This hotel offers rooms with great views of the Public Garden and just on the other side of that is the Boston Common. While staying here you can take a short walk to Copley Square, where you can check out The Boston Public Library, Trinity Church, and the Museum of Fine Arts. If you’d prefer your own library, we hear there is a private, guest-only library right in the hotel.
And you won’t need to travel, well, anywhere, to experience fine dining: “Contesse, the rooftop restaurant, offers chic interiors, views of the Back Bay, and Northern Italian cuisine. Head to the Street Bar for fancy breakfasts like Lobster Benedict, and evening cocktails including the Signature Martini,” writes Culture Trip.
- The Ritz
- The Eliot
- The Lenox
- The Langham
- The Envoy
- The Liberty
You may also be interested in:
- Time Out
- Luxury Hotel Guru
- The Telegraph
- Condé Nast Traveler
- Planet Ware
- Boston Magazine
- Culture Trip
- XV Beacon Website
Note: This article was not paid for nor sponsored.

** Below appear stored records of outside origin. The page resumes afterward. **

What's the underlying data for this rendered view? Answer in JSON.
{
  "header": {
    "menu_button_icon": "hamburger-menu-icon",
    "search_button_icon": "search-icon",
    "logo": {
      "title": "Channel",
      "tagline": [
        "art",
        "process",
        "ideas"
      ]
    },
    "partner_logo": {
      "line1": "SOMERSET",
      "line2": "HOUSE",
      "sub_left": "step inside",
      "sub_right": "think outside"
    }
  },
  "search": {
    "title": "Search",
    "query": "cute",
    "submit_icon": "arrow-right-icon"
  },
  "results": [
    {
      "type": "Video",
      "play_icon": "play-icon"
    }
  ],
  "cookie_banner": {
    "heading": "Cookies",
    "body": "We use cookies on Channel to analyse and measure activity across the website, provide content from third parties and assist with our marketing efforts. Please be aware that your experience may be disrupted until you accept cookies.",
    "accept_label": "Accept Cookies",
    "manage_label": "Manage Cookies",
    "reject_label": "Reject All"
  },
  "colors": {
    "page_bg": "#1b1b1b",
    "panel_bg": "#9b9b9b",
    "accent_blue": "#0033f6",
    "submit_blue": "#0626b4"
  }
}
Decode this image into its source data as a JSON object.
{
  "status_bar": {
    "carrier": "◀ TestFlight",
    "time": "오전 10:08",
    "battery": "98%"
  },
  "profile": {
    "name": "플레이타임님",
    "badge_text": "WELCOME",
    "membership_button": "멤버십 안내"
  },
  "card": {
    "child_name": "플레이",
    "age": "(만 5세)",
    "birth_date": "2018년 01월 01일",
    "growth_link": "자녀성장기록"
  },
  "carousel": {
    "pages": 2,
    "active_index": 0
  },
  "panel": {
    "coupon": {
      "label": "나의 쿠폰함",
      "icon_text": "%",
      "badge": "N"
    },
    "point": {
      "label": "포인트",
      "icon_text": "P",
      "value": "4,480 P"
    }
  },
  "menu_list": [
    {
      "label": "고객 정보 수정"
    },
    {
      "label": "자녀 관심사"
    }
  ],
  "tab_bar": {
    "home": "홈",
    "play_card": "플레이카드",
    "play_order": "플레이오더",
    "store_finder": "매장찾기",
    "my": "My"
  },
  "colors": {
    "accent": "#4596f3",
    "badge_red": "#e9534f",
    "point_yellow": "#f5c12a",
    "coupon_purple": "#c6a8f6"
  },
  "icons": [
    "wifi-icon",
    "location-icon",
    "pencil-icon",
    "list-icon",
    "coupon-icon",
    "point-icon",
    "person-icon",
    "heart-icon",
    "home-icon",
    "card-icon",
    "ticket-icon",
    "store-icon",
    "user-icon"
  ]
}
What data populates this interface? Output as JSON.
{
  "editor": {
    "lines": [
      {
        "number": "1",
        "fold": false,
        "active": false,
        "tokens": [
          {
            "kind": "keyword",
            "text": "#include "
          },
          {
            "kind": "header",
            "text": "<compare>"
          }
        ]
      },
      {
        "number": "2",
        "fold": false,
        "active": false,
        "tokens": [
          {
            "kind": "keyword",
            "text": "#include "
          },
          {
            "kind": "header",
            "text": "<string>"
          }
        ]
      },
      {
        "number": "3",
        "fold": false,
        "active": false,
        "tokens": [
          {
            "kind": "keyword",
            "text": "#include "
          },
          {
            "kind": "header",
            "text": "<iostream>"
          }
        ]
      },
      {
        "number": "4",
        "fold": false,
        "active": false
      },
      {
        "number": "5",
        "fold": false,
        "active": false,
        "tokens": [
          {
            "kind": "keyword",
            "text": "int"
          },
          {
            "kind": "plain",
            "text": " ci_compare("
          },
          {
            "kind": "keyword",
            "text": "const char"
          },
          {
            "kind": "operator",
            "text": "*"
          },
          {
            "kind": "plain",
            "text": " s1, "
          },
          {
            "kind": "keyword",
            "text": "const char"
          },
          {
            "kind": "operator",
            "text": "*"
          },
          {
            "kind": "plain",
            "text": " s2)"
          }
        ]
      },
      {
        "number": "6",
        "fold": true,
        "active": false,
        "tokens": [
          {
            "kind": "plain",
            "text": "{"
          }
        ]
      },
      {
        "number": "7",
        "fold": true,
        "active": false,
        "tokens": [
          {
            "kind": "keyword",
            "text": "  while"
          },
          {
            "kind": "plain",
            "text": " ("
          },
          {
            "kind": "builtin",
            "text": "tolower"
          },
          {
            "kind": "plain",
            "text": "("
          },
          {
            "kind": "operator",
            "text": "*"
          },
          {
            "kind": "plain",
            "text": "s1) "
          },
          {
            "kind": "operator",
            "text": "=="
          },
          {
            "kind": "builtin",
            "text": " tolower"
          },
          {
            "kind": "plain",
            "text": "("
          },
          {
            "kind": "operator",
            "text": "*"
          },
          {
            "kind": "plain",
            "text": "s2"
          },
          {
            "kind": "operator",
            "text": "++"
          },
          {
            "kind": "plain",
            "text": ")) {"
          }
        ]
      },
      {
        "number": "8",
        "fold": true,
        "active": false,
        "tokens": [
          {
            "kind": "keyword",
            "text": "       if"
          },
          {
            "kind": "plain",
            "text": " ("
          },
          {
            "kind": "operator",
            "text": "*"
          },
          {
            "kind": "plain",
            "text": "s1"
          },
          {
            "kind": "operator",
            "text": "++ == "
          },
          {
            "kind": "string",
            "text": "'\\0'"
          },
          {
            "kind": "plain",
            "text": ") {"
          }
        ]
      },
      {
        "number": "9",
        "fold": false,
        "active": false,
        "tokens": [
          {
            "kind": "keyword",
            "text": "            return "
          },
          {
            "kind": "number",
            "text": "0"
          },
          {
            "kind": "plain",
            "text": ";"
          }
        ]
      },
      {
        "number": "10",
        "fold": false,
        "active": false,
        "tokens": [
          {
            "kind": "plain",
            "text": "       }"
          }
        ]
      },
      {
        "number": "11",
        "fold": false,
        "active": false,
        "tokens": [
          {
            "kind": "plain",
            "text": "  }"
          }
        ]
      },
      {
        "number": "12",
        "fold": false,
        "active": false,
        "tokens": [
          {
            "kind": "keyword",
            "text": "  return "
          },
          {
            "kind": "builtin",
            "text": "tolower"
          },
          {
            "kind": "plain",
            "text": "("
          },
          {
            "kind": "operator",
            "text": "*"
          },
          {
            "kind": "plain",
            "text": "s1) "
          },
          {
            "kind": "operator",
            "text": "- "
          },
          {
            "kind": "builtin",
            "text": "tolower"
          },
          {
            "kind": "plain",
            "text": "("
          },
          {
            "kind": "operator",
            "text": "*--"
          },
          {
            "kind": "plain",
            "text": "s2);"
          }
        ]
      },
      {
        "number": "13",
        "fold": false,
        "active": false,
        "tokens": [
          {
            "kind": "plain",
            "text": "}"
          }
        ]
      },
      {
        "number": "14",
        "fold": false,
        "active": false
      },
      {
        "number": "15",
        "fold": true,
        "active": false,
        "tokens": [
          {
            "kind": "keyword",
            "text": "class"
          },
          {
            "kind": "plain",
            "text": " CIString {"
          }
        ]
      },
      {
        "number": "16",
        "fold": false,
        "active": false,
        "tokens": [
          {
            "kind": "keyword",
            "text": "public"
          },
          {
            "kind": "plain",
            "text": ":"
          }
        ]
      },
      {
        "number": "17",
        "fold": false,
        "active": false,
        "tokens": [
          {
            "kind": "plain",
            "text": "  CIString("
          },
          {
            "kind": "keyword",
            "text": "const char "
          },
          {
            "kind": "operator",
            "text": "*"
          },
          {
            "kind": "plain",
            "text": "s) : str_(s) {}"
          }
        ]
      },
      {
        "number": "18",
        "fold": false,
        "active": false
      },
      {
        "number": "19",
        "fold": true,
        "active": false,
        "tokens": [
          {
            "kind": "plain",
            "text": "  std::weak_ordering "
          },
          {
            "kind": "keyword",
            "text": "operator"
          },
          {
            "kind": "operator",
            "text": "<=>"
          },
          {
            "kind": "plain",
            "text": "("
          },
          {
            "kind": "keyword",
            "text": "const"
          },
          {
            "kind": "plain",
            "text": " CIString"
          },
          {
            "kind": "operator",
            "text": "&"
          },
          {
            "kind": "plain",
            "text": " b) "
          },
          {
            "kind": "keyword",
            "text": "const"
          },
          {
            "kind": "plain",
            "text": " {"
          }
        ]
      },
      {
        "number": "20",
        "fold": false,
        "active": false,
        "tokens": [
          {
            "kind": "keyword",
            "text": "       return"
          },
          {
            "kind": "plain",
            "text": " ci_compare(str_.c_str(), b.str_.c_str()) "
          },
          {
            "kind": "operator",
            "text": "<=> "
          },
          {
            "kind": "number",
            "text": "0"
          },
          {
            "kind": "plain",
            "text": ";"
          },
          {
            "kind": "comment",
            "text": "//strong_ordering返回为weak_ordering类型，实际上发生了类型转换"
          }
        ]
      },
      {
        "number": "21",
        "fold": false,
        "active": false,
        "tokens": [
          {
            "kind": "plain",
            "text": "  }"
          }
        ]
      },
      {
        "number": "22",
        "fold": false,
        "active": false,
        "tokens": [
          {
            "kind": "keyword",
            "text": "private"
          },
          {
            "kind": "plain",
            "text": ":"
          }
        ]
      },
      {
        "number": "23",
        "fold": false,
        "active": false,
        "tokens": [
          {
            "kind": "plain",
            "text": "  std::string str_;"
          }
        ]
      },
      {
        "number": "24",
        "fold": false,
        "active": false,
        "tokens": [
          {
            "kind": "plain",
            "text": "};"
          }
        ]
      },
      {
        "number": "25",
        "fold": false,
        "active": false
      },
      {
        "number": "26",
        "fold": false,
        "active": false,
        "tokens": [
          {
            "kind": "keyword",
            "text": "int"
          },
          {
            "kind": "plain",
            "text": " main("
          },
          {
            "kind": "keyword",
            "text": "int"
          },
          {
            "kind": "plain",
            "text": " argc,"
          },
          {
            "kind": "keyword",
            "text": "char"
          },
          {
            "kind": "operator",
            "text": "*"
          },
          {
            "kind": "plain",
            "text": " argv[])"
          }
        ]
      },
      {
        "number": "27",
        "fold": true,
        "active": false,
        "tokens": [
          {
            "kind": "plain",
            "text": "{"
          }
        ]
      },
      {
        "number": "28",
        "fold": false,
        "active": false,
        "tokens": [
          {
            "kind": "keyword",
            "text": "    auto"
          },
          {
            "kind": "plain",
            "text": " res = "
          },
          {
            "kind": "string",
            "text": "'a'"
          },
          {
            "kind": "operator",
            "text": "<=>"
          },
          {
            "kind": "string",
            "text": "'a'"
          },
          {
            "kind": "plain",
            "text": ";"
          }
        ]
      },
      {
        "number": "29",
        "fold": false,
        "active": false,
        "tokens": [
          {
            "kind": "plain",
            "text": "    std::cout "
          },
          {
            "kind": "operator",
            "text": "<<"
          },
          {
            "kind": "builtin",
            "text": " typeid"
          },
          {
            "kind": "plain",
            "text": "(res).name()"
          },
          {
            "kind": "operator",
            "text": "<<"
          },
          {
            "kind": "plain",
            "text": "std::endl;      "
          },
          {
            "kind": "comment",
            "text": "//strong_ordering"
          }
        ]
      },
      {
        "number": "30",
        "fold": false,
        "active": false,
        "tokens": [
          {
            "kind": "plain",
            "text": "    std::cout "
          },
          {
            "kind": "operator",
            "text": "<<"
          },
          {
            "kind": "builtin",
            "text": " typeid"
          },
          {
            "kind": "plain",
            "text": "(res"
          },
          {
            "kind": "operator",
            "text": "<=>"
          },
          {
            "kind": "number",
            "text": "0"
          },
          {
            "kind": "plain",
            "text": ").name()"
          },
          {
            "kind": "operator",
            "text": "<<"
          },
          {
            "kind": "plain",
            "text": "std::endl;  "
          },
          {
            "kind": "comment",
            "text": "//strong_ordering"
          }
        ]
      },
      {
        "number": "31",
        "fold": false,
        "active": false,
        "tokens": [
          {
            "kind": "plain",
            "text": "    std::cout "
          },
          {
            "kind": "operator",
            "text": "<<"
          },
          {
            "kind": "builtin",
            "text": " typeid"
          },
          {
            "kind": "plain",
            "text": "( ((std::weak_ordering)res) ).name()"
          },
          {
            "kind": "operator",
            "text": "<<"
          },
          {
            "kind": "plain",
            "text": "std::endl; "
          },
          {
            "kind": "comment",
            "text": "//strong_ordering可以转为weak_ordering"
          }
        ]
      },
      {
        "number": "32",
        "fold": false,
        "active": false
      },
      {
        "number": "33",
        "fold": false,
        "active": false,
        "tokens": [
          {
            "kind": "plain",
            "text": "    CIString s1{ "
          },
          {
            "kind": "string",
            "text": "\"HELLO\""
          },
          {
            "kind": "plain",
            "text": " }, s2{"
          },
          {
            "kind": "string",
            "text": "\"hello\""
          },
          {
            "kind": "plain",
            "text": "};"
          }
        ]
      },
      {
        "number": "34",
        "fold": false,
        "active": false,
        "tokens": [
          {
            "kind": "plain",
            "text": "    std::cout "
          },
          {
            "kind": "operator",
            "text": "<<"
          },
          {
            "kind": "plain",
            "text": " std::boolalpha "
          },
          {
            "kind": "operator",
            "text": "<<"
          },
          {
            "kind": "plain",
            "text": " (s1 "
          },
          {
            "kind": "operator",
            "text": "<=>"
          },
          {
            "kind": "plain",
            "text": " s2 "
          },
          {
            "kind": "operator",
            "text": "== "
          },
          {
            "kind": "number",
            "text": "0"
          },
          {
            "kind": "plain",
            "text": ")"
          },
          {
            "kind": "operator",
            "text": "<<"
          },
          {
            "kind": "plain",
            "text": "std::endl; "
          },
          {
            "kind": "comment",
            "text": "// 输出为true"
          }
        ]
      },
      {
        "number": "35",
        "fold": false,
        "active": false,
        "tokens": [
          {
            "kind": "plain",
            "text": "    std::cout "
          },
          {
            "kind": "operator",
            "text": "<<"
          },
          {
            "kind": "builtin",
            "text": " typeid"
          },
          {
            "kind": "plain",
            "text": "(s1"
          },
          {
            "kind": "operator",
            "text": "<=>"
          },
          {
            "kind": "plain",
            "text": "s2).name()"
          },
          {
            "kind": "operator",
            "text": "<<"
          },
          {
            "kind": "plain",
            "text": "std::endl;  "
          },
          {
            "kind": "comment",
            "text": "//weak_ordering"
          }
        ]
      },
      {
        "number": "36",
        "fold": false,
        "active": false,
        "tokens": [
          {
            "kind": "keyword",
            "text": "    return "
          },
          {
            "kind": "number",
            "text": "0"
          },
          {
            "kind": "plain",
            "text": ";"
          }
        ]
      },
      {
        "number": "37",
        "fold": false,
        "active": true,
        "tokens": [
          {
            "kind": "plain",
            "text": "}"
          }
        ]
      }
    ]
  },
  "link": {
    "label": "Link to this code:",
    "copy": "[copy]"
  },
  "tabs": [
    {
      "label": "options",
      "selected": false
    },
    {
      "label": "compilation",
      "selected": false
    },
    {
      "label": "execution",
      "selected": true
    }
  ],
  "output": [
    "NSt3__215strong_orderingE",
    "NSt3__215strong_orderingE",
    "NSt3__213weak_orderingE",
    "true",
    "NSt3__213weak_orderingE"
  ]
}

StudyFinds is not connected to nor partnered with any of the brands mentioned and receives no compensation for its recommendations. This post may contain affiliate links. As an Amazon Associate we earn from qualifying purchases.
Agree….mixing up Southie and the South End is unforgivable. And no one would go to the Seaport — the coldest, unfriendliest, concrete junglest, elitist “feighborhood” in Mass. All the charm of the Everett Encore.
You state “ the South End, or “Southie,” as it is affectionately known, appeals to you.”
The South End is NOT the same as Southie.
Southie refers to South Boston across fort pointe channel from the South End, which is south of the Back Bay. Two VERY different neighborhoods.